Next phase of Sunderland's Veterans' Walk is unveiled and inspires similar projects nationwide
The next phase of a unique pathway which honours service personnel past and present has been unveiled ahead of Remembrance Sunday.
A further 94 granite slabs have been laid in the Veterans’ Walk in Mowbray Park, taking the total to 700 people honoured from 80 different regiments.
The walkway follows the path of the Brothers in Arms Memorial Wall in the shadow of the cenotaph in Burdon Road, but unlike its neighbouring structures it’s the only tribute piece of its kind which honours the fallen, as well as people living, who’ve served their country.

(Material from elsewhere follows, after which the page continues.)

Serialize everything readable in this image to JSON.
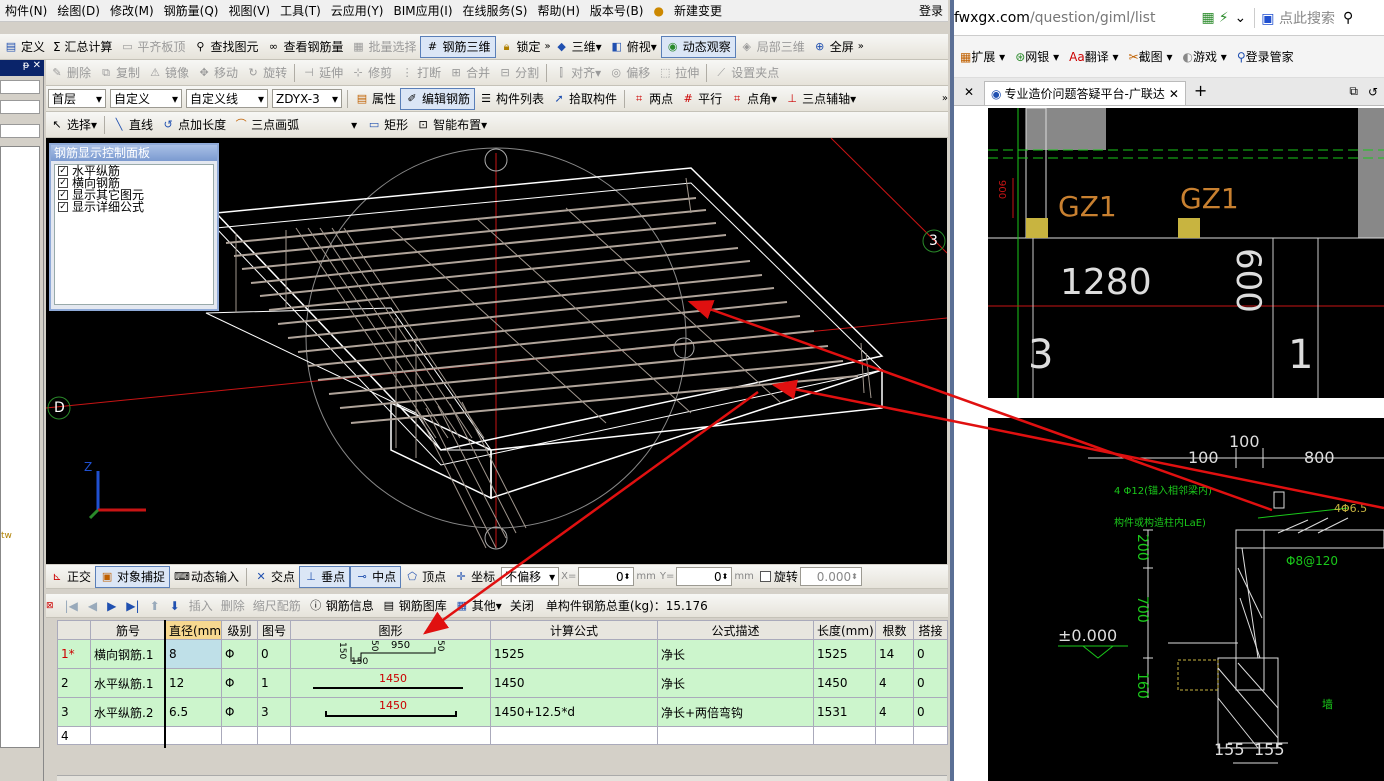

Tom and Carla Cuthbertson whose son, Private Nathan Cuthbertson, was killed in Afghanistan in 2008, established The Veterans’ Walk with Rob Deverson and since the first stones were laid in 2016 it’s sparked orders from around the world.
Now the organisers are in talks with councils around the country who are interested in creating similar walkways.
Each slab is engraved with the person’s name, their regimental badge and their years of service, from some dating back to WW1 to present day personnel.
"Each stone tells a story and it’s a privilege to be able to honour people’s family members,” said Rob. "Often these are very sad stories, some are uplifting and acts of heroism. But it’s so important to show that their service is valued.
"I’ve spoken to some families whose family members have been really struggling since leaving the Forces, but the stone has helped them. Most people in the Forces survive war and come home, but it’s often hard for them to adjust back to life.”
Tom’s son Nathan, who followed in his dad’s footsteps in joining The Parachute Regiment, is among those honoured in the walkway, but the dad from Tunstall says it’s so important to be able to honour the living too.
"No one ever sees their own headstone,” he said. “But this is a way of showing respect for the living.”
Sunderland usually hosts the largest Remembrance Parade outside of London, which can’t take place in its usual form this weekend due to Lockdown. Instead a series of videos, in which Tom has taken part, will be streamed online.
The family will also be laying a wreath privately to honour Nathan who was just 19 when he was killed while on foot patrol in Helmand Province in June 2008. His memory has inspired countless fundraising and acts of remembrance in the city.
Sunderland is also home to one of the largest veteran communities in the country. Surplus funds from The Veterans’ Walk are given to military charities and, for this phase, a portion of the surplus was given to the Veterans in Crisis CIC in Roker, which was set up by former Ger Fowler who served with the 1st Light Infantry in Northern Ireland during the bloody Troubles.
Tom said: “The work Ger does is fantastic and we really wanted the money to stay in the city to help veterans here.”
Planning permission is in place for a total of 2,000 stones in the walkway, but further permission to take it past that number will be applied for should it be needed.
The next phase is due to be laid next summer. For more on how to order a stone visit nationalveteranswalk.co.uk